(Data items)
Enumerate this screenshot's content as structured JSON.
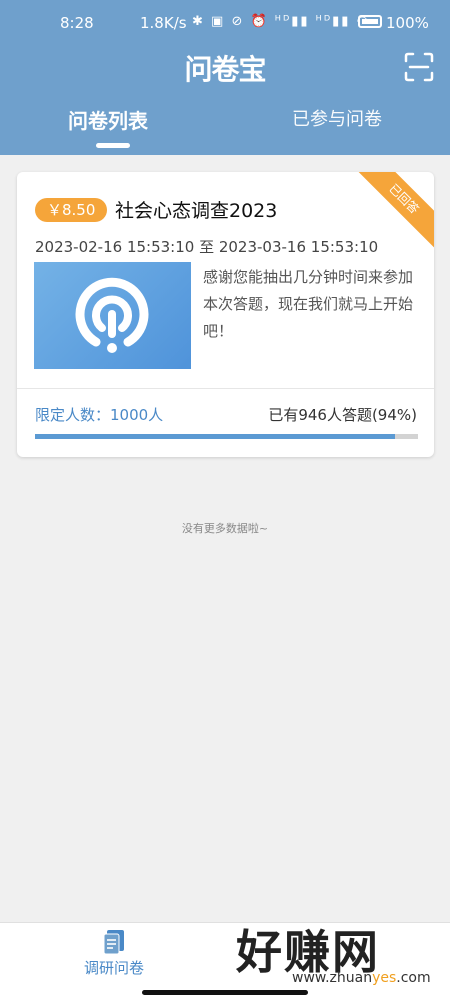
{
  "status_bar": {
    "time": "8:28",
    "speed": "1.8K/s",
    "icons_text": "✱ ▣ ⊘ ⏰ ᴴᴰ▮▮ ᴴᴰ▮▮ ◠",
    "battery_pct": "100%"
  },
  "header": {
    "app_title": "问卷宝",
    "scan_icon": "scan-icon"
  },
  "tabs": [
    {
      "label": "问卷列表",
      "active": true
    },
    {
      "label": "已参与问卷",
      "active": false
    }
  ],
  "survey": {
    "price": "￥8.50",
    "title": "社会心态调查2023",
    "ribbon": "已回答",
    "date_range": "2023-02-16 15:53:10  至  2023-03-16 15:53:10",
    "description": "感谢您能抽出几分钟时间来参加本次答题，现在我们就马上开始吧！",
    "limit": "限定人数：1000人",
    "answered": "已有946人答题(94%)",
    "progress": 0.94
  },
  "list_footer": "没有更多数据啦~",
  "bottom_nav": {
    "item_label": "调研问卷"
  },
  "watermark": {
    "big": "好赚网",
    "small_prefix": "www.zhuan",
    "small_highlight": "yes",
    "small_suffix": ".com"
  },
  "colors": {
    "header_bg": "#6fa0cc",
    "accent_orange": "#f5a53a",
    "accent_blue": "#4a89c7"
  }
}
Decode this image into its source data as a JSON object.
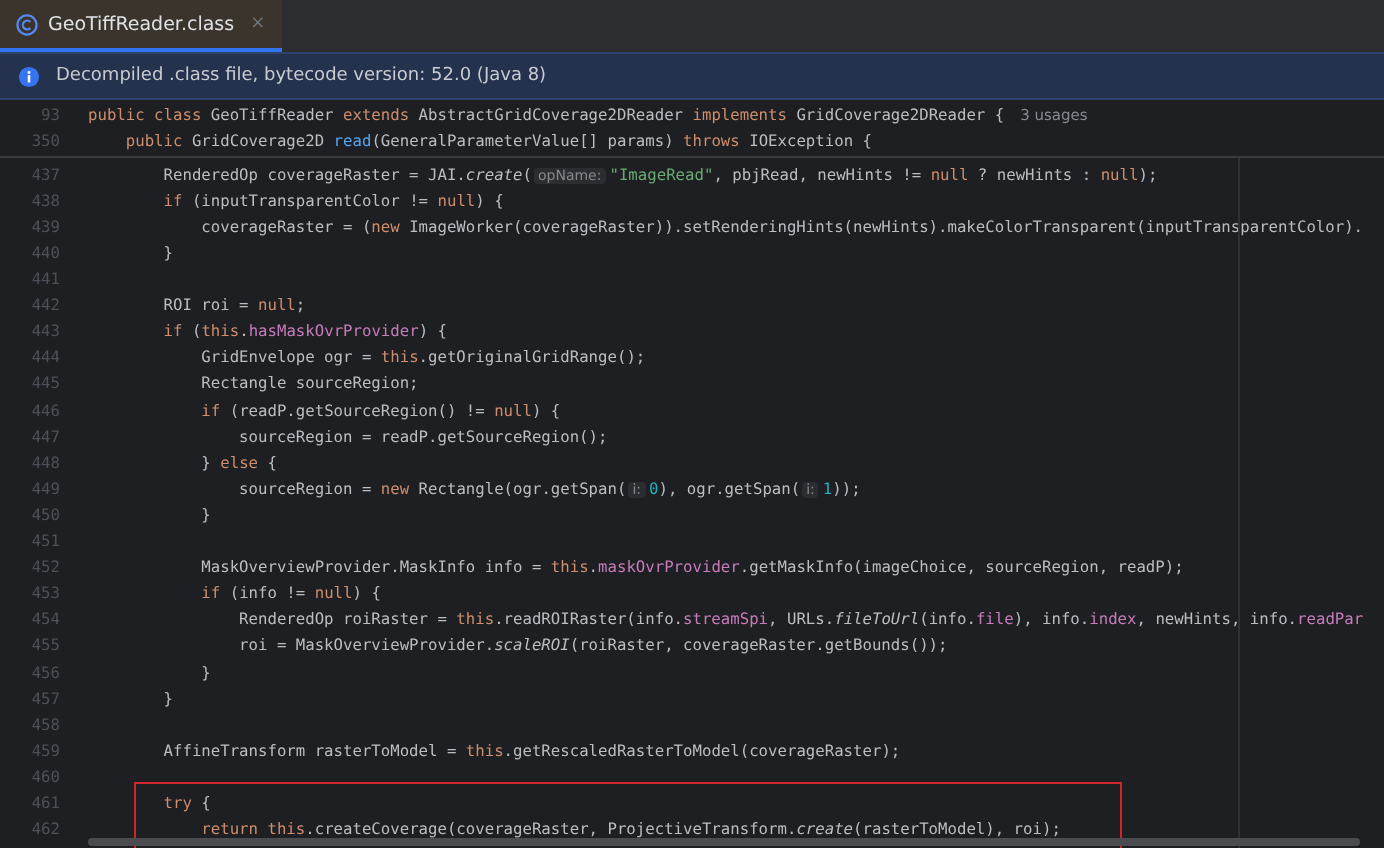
{
  "tab": {
    "title": "GeoTiffReader.class",
    "close": "×",
    "selected": true
  },
  "banner": {
    "text": "Decompiled .class file, bytecode version: 52.0 (Java 8)"
  },
  "sticky_lines": [
    {
      "number": "93",
      "tokens": [
        {
          "kind": "k",
          "text": "public class "
        },
        {
          "kind": "p",
          "text": "GeoTiffReader "
        },
        {
          "kind": "k",
          "text": "extends "
        },
        {
          "kind": "p",
          "text": "AbstractGridCoverage2DReader "
        },
        {
          "kind": "k",
          "text": "implements "
        },
        {
          "kind": "p",
          "text": "GridCoverage2DReader {"
        }
      ],
      "usages": "3 usages"
    },
    {
      "number": "350",
      "tokens": [
        {
          "kind": "k",
          "text": "    public "
        },
        {
          "kind": "p",
          "text": "GridCoverage2D "
        },
        {
          "kind": "m",
          "text": "read"
        },
        {
          "kind": "p",
          "text": "(GeneralParameterValue[] params) "
        },
        {
          "kind": "k",
          "text": "throws "
        },
        {
          "kind": "p",
          "text": "IOException {"
        }
      ]
    }
  ],
  "lines": [
    {
      "number": "437",
      "tokens": [
        {
          "kind": "p",
          "text": "        RenderedOp coverageRaster = JAI."
        },
        {
          "kind": "i",
          "text": "create"
        },
        {
          "kind": "p",
          "text": "("
        },
        {
          "kind": "h",
          "text": "opName:"
        },
        {
          "kind": "s",
          "text": "\"ImageRead\""
        },
        {
          "kind": "p",
          "text": ", pbjRead, newHints != "
        },
        {
          "kind": "k",
          "text": "null"
        },
        {
          "kind": "p",
          "text": " ? newHints : "
        },
        {
          "kind": "k",
          "text": "null"
        },
        {
          "kind": "p",
          "text": ");"
        }
      ]
    },
    {
      "number": "438",
      "tokens": [
        {
          "kind": "k",
          "text": "        if"
        },
        {
          "kind": "p",
          "text": " (inputTransparentColor != "
        },
        {
          "kind": "k",
          "text": "null"
        },
        {
          "kind": "p",
          "text": ") {"
        }
      ]
    },
    {
      "number": "439",
      "tokens": [
        {
          "kind": "p",
          "text": "            coverageRaster = ("
        },
        {
          "kind": "k",
          "text": "new"
        },
        {
          "kind": "p",
          "text": " ImageWorker(coverageRaster)).setRenderingHints(newHints).makeColorTransparent(inputTransparentColor)."
        }
      ]
    },
    {
      "number": "440",
      "tokens": [
        {
          "kind": "p",
          "text": "        }"
        }
      ]
    },
    {
      "number": "441"
    },
    {
      "number": "442",
      "tokens": [
        {
          "kind": "p",
          "text": "        ROI roi = "
        },
        {
          "kind": "k",
          "text": "null"
        },
        {
          "kind": "p",
          "text": ";"
        }
      ]
    },
    {
      "number": "443",
      "tokens": [
        {
          "kind": "k",
          "text": "        if"
        },
        {
          "kind": "p",
          "text": " ("
        },
        {
          "kind": "k",
          "text": "this"
        },
        {
          "kind": "p",
          "text": "."
        },
        {
          "kind": "f",
          "text": "hasMaskOvrProvider"
        },
        {
          "kind": "p",
          "text": ") {"
        }
      ]
    },
    {
      "number": "444",
      "tokens": [
        {
          "kind": "p",
          "text": "            GridEnvelope ogr = "
        },
        {
          "kind": "k",
          "text": "this"
        },
        {
          "kind": "p",
          "text": ".getOriginalGridRange();"
        }
      ]
    },
    {
      "number": "445",
      "tokens": [
        {
          "kind": "p",
          "text": "            Rectangle sourceRegion;"
        }
      ]
    },
    {
      "number": "446",
      "tokens": [
        {
          "kind": "k",
          "text": "            if"
        },
        {
          "kind": "p",
          "text": " (readP.getSourceRegion() != "
        },
        {
          "kind": "k",
          "text": "null"
        },
        {
          "kind": "p",
          "text": ") {"
        }
      ]
    },
    {
      "number": "447",
      "tokens": [
        {
          "kind": "p",
          "text": "                sourceRegion = readP.getSourceRegion();"
        }
      ]
    },
    {
      "number": "448",
      "tokens": [
        {
          "kind": "p",
          "text": "            } "
        },
        {
          "kind": "k",
          "text": "else"
        },
        {
          "kind": "p",
          "text": " {"
        }
      ]
    },
    {
      "number": "449",
      "tokens": [
        {
          "kind": "p",
          "text": "                sourceRegion = "
        },
        {
          "kind": "k",
          "text": "new"
        },
        {
          "kind": "p",
          "text": " Rectangle(ogr.getSpan("
        },
        {
          "kind": "h",
          "text": "i:"
        },
        {
          "kind": "n",
          "text": "0"
        },
        {
          "kind": "p",
          "text": "), ogr.getSpan("
        },
        {
          "kind": "h",
          "text": "i:"
        },
        {
          "kind": "n",
          "text": "1"
        },
        {
          "kind": "p",
          "text": "));"
        }
      ]
    },
    {
      "number": "450",
      "tokens": [
        {
          "kind": "p",
          "text": "            }"
        }
      ]
    },
    {
      "number": "451"
    },
    {
      "number": "452",
      "tokens": [
        {
          "kind": "p",
          "text": "            MaskOverviewProvider.MaskInfo info = "
        },
        {
          "kind": "k",
          "text": "this"
        },
        {
          "kind": "p",
          "text": "."
        },
        {
          "kind": "f",
          "text": "maskOvrProvider"
        },
        {
          "kind": "p",
          "text": ".getMaskInfo(imageChoice, sourceRegion, readP);"
        }
      ]
    },
    {
      "number": "453",
      "tokens": [
        {
          "kind": "k",
          "text": "            if"
        },
        {
          "kind": "p",
          "text": " (info != "
        },
        {
          "kind": "k",
          "text": "null"
        },
        {
          "kind": "p",
          "text": ") {"
        }
      ]
    },
    {
      "number": "454",
      "tokens": [
        {
          "kind": "p",
          "text": "                RenderedOp roiRaster = "
        },
        {
          "kind": "k",
          "text": "this"
        },
        {
          "kind": "p",
          "text": ".readROIRaster(info."
        },
        {
          "kind": "f",
          "text": "streamSpi"
        },
        {
          "kind": "p",
          "text": ", URLs."
        },
        {
          "kind": "i",
          "text": "fileToUrl"
        },
        {
          "kind": "p",
          "text": "(info."
        },
        {
          "kind": "f",
          "text": "file"
        },
        {
          "kind": "p",
          "text": "), info."
        },
        {
          "kind": "f",
          "text": "index"
        },
        {
          "kind": "p",
          "text": ", newHints, info."
        },
        {
          "kind": "f",
          "text": "readPar"
        }
      ]
    },
    {
      "number": "455",
      "tokens": [
        {
          "kind": "p",
          "text": "                roi = MaskOverviewProvider."
        },
        {
          "kind": "i",
          "text": "scaleROI"
        },
        {
          "kind": "p",
          "text": "(roiRaster, coverageRaster.getBounds());"
        }
      ]
    },
    {
      "number": "456",
      "tokens": [
        {
          "kind": "p",
          "text": "            }"
        }
      ]
    },
    {
      "number": "457",
      "tokens": [
        {
          "kind": "p",
          "text": "        }"
        }
      ]
    },
    {
      "number": "458"
    },
    {
      "number": "459",
      "tokens": [
        {
          "kind": "p",
          "text": "        AffineTransform rasterToModel = "
        },
        {
          "kind": "k",
          "text": "this"
        },
        {
          "kind": "p",
          "text": ".getRescaledRasterToModel(coverageRaster);"
        }
      ]
    },
    {
      "number": "460"
    },
    {
      "number": "461",
      "tokens": [
        {
          "kind": "k",
          "text": "        try"
        },
        {
          "kind": "p",
          "text": " {"
        }
      ]
    },
    {
      "number": "462",
      "tokens": [
        {
          "kind": "k",
          "text": "            return this"
        },
        {
          "kind": "p",
          "text": ".createCoverage(coverageRaster, ProjectiveTransform."
        },
        {
          "kind": "i",
          "text": "create"
        },
        {
          "kind": "p",
          "text": "(rasterToModel), roi);"
        }
      ]
    }
  ]
}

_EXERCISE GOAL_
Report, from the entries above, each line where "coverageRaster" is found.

_WRITTEN SOLUTION_
          "text": "        RenderedOp coverageRaster = JAI."
          "text": "            coverageRaster = ("
          "text": " ImageWorker(coverageRaster)).setRenderingHints(newHints).makeColorTransparent(inputTransparentColor)."
          "text": "(roiRaster, coverageRaster.getBounds());"
          "text": ".getRescaledRasterToModel(coverageRaster);"
          "text": ".createCoverage(coverageRaster, ProjectiveTransform."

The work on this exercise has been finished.